A typical example of the operation of the improved valve of the present invention is to provide supply pressure of 3,000 psi to supply line 12. With no pilot pressure delivered to line 14 the piston 40 and all of the nested sleeve pistons 52 through 58 are at their left position as shown in FIG. 1 and the shear valve 69 is in communication with control line 76 so that supply pressure is supplied thereto and control lines 78, 80, 82, 84 and 86 are vented through exhaust line 90.
When a pilot pressure of 600 psi is supplied through line 14 into the outer end of the counterbores 28-34, the pilot pressure is sufficient to cause the nested pistons 52 to 58 and piston 40 to move to the right until sleeve piston 52 bottoms on the shoulder at the end of counterbore 34. In this position the valve members 70, 72 have moved to bring valve member 72 into communication with the port in plate 22 which extends from control line 78 so that supply pressure is delivered to control line 78.
A pilot pressure of 1200 psi causes sleeve pistons 54 to 58 and piston 40 to move to the right until piston 54 bottoms on the shoulder at the end of counterbore 32. In this position valve member 70 is in communication with the port in plate 20 which extends from control line 80 as shown in FIG. 3.
A pilot pressure of 1800 psi causes sleeve pistons 56 and 58 and piston 40 to move to the right until piston 56 bottoms on the shoulder at the end of counterbore 30. In this position, valve member 72 is in communication with the port in plate 22 which extends from control line 82.

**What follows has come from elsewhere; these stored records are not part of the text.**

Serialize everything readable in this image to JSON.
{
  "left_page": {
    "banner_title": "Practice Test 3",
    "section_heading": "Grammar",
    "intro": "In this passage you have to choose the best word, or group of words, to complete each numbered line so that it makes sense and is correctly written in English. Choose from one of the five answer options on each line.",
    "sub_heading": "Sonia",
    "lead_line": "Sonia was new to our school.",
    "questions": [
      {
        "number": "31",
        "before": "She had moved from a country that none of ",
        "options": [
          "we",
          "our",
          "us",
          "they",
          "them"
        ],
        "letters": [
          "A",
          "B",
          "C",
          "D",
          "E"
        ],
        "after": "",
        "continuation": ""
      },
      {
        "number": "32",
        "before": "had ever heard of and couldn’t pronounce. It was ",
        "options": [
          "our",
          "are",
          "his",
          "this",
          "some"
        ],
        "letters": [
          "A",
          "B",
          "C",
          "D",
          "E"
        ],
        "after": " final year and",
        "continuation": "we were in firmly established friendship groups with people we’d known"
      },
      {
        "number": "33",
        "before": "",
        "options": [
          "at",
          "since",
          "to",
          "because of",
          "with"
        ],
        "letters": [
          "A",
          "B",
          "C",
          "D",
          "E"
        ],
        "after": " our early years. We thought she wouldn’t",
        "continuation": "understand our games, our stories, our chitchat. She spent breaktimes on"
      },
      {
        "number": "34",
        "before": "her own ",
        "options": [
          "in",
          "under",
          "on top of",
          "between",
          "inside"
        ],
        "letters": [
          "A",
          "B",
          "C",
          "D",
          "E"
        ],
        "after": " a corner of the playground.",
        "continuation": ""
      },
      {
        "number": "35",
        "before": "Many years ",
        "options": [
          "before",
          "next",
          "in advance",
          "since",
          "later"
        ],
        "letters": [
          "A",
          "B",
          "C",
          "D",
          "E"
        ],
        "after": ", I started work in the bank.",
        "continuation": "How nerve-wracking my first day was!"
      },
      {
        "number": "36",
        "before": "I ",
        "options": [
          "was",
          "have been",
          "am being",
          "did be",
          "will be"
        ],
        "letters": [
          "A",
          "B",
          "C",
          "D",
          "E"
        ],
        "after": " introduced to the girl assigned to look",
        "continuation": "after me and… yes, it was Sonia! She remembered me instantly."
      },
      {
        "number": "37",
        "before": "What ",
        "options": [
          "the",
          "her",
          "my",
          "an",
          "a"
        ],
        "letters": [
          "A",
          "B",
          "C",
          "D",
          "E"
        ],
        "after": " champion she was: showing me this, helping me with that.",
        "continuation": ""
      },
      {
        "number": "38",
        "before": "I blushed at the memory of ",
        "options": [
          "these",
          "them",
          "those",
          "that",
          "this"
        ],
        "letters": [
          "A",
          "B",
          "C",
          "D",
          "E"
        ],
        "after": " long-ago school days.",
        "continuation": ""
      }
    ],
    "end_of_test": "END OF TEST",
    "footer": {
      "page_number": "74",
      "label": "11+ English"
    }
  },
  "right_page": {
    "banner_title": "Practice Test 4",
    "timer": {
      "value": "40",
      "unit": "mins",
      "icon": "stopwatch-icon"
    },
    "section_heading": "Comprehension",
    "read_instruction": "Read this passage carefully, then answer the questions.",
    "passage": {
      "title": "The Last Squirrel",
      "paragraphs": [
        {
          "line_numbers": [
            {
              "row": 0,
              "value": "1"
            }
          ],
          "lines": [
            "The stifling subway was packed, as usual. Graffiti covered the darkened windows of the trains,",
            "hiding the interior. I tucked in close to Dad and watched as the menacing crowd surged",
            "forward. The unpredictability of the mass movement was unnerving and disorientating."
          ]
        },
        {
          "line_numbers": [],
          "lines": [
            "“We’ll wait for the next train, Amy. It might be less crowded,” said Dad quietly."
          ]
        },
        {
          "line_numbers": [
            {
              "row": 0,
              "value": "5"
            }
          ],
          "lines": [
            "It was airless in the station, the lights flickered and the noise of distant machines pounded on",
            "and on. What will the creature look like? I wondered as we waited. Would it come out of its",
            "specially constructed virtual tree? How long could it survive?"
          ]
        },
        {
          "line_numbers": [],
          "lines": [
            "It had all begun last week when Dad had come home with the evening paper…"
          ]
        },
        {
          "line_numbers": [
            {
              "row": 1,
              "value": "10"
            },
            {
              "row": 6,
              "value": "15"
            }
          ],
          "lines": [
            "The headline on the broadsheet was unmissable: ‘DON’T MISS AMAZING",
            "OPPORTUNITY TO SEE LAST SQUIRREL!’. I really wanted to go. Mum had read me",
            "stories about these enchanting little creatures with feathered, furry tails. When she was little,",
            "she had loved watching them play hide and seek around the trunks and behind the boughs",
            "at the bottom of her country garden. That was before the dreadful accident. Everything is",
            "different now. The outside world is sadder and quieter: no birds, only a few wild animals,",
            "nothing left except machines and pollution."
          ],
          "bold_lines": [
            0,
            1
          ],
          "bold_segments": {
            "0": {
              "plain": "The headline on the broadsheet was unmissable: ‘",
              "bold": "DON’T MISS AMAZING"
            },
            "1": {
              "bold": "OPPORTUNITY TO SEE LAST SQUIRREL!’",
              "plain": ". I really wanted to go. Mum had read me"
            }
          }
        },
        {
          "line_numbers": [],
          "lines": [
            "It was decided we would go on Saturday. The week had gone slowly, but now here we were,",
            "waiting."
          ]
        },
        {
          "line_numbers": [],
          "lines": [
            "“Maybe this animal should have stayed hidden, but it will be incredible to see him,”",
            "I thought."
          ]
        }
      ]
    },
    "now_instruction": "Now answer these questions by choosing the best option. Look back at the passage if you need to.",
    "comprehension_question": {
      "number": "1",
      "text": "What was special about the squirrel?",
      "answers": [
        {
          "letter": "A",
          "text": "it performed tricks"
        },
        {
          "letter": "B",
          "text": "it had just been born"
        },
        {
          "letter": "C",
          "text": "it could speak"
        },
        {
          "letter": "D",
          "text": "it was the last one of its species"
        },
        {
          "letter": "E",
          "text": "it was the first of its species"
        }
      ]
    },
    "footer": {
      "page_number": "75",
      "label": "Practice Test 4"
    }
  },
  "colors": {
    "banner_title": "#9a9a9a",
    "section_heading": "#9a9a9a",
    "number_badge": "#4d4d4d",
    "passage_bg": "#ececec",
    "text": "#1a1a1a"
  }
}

A pilot pressure of 2400 psi causes sleeve piston 58 and piston 40 to move to the right until piston 58 bottoms on the shoulder at the end of counterbore 28. In this position, valve member 70 is in communication with the port in plate 20 which extends from control line 84.
A pilot pressure of 3000 psi causes piston 40 which is larger on its left end to move to the right until its shoulder 92 engages the shoulder 94 on cap 44. In this position, valve member 72 is in communication with the port in plate 22 which extends from control line 86 as shown in FIG. 4.

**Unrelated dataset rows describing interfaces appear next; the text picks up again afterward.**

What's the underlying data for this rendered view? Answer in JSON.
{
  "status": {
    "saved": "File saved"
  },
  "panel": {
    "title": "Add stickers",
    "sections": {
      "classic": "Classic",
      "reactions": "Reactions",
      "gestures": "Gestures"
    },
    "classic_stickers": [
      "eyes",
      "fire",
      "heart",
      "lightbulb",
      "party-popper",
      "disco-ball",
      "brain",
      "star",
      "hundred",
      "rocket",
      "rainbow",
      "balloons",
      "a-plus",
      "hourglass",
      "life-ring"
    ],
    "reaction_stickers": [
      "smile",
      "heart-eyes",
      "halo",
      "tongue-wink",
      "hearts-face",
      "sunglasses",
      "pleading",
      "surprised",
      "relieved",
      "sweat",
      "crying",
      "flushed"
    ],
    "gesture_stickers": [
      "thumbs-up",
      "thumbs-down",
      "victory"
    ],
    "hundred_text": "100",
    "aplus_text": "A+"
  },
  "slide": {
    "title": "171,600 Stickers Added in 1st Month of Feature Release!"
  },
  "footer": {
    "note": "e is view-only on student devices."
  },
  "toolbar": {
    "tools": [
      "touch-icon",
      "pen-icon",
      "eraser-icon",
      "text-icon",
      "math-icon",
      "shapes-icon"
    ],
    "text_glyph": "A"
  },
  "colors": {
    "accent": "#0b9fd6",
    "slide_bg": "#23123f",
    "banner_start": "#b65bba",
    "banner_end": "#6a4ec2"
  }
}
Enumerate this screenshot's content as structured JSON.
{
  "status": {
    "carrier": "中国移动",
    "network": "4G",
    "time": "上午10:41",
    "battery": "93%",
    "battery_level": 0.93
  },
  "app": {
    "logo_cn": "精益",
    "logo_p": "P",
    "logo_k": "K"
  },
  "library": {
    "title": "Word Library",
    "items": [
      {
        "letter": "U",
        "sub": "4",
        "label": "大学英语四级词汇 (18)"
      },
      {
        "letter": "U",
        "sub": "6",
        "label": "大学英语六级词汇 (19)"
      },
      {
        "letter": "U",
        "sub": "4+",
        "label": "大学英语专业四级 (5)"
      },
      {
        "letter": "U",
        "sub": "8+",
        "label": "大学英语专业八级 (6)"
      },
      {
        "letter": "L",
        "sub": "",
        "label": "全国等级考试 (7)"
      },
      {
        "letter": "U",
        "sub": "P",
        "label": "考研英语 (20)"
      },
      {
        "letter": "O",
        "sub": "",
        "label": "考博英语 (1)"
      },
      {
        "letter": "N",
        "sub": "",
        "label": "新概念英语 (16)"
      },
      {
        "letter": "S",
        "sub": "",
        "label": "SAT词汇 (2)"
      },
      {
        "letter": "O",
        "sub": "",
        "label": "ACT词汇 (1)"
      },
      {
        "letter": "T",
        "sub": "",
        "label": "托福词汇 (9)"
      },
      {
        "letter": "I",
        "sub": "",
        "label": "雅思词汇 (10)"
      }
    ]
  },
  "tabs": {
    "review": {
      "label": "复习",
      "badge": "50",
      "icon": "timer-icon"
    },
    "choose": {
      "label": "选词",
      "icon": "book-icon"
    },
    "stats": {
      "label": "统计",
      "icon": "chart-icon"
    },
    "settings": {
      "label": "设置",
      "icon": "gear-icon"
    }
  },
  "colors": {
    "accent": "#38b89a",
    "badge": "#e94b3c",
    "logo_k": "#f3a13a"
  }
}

While the foregoing example is illustrative only, it does show that the improved valve 10 of the present invention can be positioned at any one of a plurality of positions to establish supply pressure to a particular control line by controlling the pilot pressure supplied to the actuating pistons. The area ratios of the nesting sleeve pistons and the effective pressure area of the two ends of piston 40 are all preselected so that a particular pilot pressure will actuate the piston 40 and shear valve 69 to a particular position.
By having substantial piston areas with respect to the diameter of the seal rings only limited frictional resistance is encountered and the dead band for valve 10 is thereby minimized. For a supply pressure of 2000 psi the dead band is from 30 to 50 psi. This allows stable operation of the valve with both increasing and decreasing pressure steps which are typically 400 psi apart when supply pressure is 2000 psi. This compares favorably with a dead band from 100 to 150 psi for prior devices.

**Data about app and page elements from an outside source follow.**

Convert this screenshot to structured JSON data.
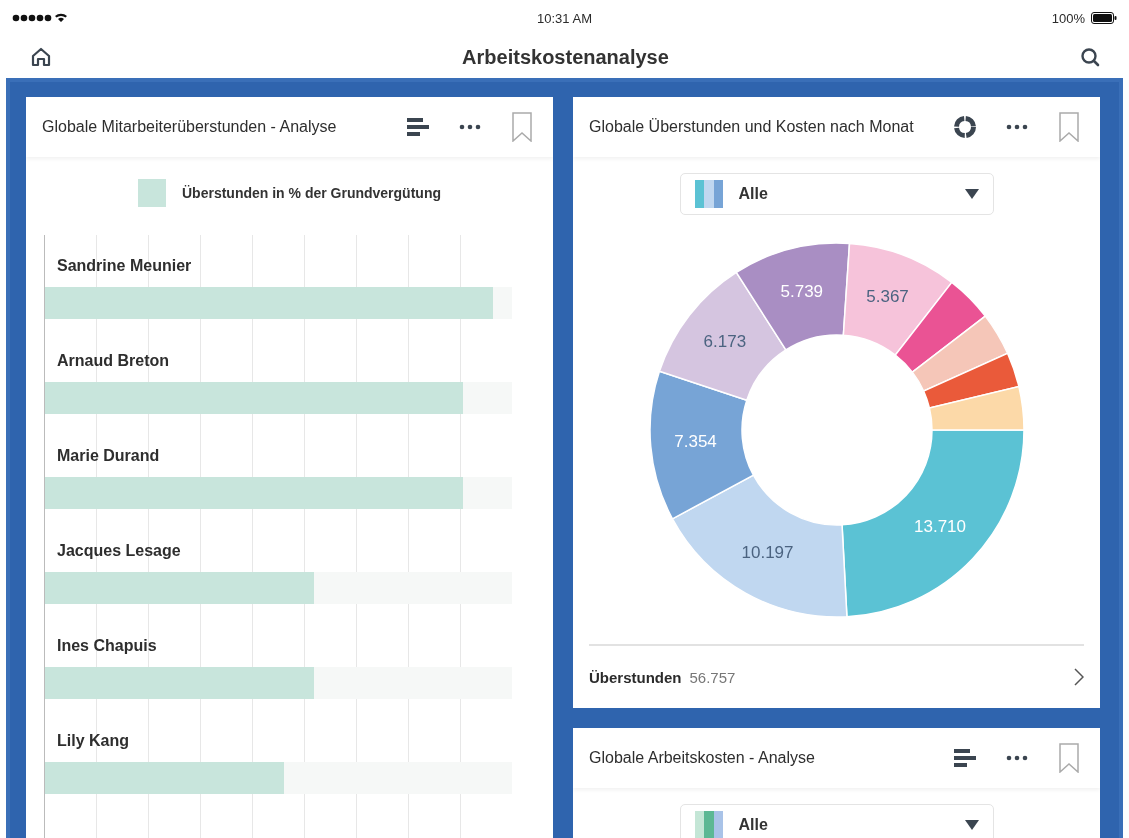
{
  "status_bar": {
    "time": "10:31 AM",
    "battery": "100%"
  },
  "nav": {
    "title": "Arbeitskostenanalyse"
  },
  "overtime_card": {
    "title": "Globale Mitarbeiterüberstunden - Analyse",
    "legend": "Überstunden in % der Grundvergütung",
    "rows": [
      {
        "name": "Sandrine Meunier",
        "level": 0.96
      },
      {
        "name": "Arnaud Breton",
        "level": 0.895
      },
      {
        "name": "Marie Durand",
        "level": 0.895
      },
      {
        "name": "Jacques Lesage",
        "level": 0.576
      },
      {
        "name": "Ines Chapuis",
        "level": 0.576
      },
      {
        "name": "Lily Kang",
        "level": 0.512
      }
    ]
  },
  "monthly_card": {
    "title": "Globale Überstunden und Kosten nach Monat",
    "filter": "Alle",
    "chart_data": {
      "type": "donut",
      "values": [
        13710,
        10197,
        7354,
        6173,
        5739,
        5367,
        2300,
        2100,
        1700,
        2117
      ],
      "colors": [
        "#5bc2d4",
        "#c0d7f0",
        "#77a4d6",
        "#d5c5e0",
        "#a98ec3",
        "#f6c3da",
        "#ea5394",
        "#f5c6b8",
        "#ea5a3a",
        "#fcd9a8"
      ],
      "value_labels": [
        "13.710",
        "10.197",
        "7.354",
        "6.173",
        "5.739",
        "5.367",
        null,
        null,
        null,
        null
      ]
    },
    "footer_label": "Überstunden",
    "footer_value": "56.757"
  },
  "cost_card": {
    "title": "Globale Arbeitskosten - Analyse",
    "filter": "Alle"
  }
}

The foregoing disclosure and description of the invention are illustrative and explanatory thereof and various changes in the size, shape and materials, as well as in the details of the illustrated construction, may be made within the scope of the appended claims without departing from the spirit of the invention.